### AVAILABLE RECORDS ###

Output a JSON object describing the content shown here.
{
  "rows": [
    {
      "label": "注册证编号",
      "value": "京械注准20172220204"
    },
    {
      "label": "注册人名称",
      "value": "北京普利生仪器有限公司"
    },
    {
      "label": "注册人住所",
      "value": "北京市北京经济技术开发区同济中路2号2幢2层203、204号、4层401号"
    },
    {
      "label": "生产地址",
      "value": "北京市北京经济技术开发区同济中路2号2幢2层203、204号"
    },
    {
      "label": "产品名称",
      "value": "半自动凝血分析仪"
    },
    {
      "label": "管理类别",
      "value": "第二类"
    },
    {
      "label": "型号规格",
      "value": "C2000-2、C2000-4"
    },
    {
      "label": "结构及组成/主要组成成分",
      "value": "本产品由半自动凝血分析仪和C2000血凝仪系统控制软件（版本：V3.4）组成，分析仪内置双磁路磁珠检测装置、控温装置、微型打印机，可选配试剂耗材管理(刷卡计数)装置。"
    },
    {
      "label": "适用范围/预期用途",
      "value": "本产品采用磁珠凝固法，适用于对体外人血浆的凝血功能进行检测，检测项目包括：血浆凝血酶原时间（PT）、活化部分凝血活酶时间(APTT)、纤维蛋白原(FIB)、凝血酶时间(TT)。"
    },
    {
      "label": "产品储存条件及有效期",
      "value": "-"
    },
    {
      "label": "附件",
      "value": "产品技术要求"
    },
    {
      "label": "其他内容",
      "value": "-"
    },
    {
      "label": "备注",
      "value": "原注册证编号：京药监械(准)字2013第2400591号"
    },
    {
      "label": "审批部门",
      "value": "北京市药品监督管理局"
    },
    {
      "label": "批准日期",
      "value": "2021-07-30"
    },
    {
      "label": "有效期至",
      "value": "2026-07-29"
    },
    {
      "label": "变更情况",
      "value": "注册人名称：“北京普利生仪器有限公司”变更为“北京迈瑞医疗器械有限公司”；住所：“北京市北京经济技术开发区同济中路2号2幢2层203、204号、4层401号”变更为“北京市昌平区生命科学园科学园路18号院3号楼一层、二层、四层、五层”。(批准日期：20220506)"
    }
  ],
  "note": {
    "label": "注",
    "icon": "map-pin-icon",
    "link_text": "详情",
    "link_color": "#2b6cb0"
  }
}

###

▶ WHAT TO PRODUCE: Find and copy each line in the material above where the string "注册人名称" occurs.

▶ WRITTEN RESPONSE:
      "label": "注册人名称",
      "value": "注册人名称：“北京普利生仪器有限公司”变更为“北京迈瑞医疗器械有限公司”；住所：“北京市北京经济技术开发区同济中路2号2幢2层203、204号、4层401号”变更为“北京市昌平区生命科学园科学园路18号院3号楼一层、二层、四层、五层”。(批准日期：20220506)"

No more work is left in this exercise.